Fortunately for all UK consumers, network reliability is set to see a significant boost as the ongoing deployment of 5G powers on. Last year GWS devices connected to 5G between 40-56 per cent of the time across all major operators, compared to just 10-25 per cent the previous year, easily doubling the UK’s 5G connectivity. During testing, GWS also noticed new 5G channels in the network vs. last year’s drive. In particular, EE and O2 have launched a 2nd 5G channel in the 3500MHz band; also, O2, EE and Three were all showing a small amount of 5G presence in the 700MHz band. In addition, tests found a small amount of 5G coverage on a 15MHz channel in the 2100 band for EE.

This strong progress in the deployment process is fuelling consumer anticipation, with Brits increasingly excited by the prospect of 5G and the sense that it will further support the new ways we communicate and socialise online. ‘Keeping in touch with friends and family’ is the area of life where most people think 5G will have the biggest impact (22 per cent), followed by gaming (21 per cent) and work (16 per cent).

For all the negative publicity around potential negative health risks of 5G, only 3 per cent of Brits say this is a concern for them – but apathy remains a bigger issue. One fifth (20 per cent) of Brits don’t think 5G will have any impact on their lives, and just 35 per cent of those with 5G-enabled phones are completely satisfied with the 5G coverage provided by their mobile operator, suggesting the telecoms industry still has some work to do to demonstrate the benefits of 5G technology.
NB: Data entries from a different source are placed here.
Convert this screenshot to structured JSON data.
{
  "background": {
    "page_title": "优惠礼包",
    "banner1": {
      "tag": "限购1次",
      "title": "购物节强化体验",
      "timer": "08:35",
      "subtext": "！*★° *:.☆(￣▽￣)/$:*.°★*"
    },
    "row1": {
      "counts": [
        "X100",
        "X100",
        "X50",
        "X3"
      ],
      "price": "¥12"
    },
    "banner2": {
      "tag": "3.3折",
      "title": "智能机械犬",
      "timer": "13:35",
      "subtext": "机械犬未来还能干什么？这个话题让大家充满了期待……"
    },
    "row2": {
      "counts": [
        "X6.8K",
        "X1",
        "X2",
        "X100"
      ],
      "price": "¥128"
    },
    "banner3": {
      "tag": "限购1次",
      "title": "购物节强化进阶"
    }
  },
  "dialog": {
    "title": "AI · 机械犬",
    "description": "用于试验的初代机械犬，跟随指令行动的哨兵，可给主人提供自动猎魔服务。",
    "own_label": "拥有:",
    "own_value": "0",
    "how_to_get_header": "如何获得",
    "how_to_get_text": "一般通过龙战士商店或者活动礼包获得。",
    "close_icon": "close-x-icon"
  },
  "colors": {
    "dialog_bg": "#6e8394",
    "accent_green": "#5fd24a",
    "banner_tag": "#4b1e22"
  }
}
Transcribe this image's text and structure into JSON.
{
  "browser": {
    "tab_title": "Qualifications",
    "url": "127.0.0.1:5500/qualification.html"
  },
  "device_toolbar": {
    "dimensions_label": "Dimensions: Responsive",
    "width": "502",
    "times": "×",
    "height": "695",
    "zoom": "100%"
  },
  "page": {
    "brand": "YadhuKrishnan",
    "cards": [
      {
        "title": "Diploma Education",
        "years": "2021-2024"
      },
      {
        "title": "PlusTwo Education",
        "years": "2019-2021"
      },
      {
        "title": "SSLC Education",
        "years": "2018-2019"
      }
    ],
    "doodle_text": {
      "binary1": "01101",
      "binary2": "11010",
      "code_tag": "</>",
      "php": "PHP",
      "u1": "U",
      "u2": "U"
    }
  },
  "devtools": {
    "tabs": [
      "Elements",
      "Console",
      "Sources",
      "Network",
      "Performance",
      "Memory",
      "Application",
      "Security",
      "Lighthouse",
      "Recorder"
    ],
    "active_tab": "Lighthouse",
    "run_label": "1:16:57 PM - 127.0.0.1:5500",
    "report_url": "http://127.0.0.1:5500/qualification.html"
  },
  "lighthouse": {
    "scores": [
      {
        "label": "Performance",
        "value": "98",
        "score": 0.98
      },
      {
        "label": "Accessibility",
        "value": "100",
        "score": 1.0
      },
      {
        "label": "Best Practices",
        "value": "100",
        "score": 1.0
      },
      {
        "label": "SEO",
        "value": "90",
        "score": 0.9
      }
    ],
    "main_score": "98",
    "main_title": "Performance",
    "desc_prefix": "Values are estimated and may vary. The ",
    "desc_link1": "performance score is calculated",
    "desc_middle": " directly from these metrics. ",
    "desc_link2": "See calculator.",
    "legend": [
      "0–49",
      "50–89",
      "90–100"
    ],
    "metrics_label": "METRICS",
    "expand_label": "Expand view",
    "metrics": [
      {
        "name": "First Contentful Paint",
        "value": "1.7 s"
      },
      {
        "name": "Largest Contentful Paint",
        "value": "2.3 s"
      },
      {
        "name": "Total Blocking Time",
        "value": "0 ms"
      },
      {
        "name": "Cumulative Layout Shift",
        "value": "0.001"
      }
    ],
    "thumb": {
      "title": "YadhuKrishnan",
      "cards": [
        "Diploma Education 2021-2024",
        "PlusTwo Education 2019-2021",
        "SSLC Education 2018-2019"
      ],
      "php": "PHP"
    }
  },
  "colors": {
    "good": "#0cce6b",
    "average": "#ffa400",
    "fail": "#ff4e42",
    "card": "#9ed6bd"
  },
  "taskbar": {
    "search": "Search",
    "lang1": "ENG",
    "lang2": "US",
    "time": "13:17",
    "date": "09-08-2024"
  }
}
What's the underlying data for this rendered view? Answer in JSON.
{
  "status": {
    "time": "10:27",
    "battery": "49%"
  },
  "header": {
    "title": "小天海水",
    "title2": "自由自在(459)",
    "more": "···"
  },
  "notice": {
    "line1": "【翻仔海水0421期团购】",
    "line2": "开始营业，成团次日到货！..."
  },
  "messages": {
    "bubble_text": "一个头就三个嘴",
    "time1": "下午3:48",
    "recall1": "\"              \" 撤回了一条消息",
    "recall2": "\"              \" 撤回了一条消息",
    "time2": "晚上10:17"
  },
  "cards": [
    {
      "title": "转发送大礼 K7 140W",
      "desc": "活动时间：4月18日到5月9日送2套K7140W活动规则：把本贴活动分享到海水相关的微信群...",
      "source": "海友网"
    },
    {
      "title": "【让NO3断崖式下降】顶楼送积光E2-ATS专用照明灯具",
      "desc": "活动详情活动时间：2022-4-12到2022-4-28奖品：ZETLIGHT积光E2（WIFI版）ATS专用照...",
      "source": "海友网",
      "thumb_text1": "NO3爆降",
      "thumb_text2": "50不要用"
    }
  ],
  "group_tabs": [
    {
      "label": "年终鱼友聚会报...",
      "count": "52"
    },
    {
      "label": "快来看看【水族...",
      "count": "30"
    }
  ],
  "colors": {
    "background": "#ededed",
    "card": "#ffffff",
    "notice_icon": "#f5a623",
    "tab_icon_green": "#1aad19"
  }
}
Paul Carter, CEO at Global Wireless Solutions, commented: “Consumers are increasingly recognising the extraordinary benefits of next generation, super reliable mobile networks. It is reassuring that even through the isolation so many of us felt through Covid lockdowns and restrictions, technology exists that could bring us back together. Virtual celebrations may not ever replace the feeling of connecting with loved ones in person, but it can provide many more people with the power to share in moments that they would otherwise miss. It is to the credit of strong mobile connectivity that we have reached this stage. The next step must be to cement the incredible gains 5G has made within the UK and scale the final few hurdles of the deployment process.”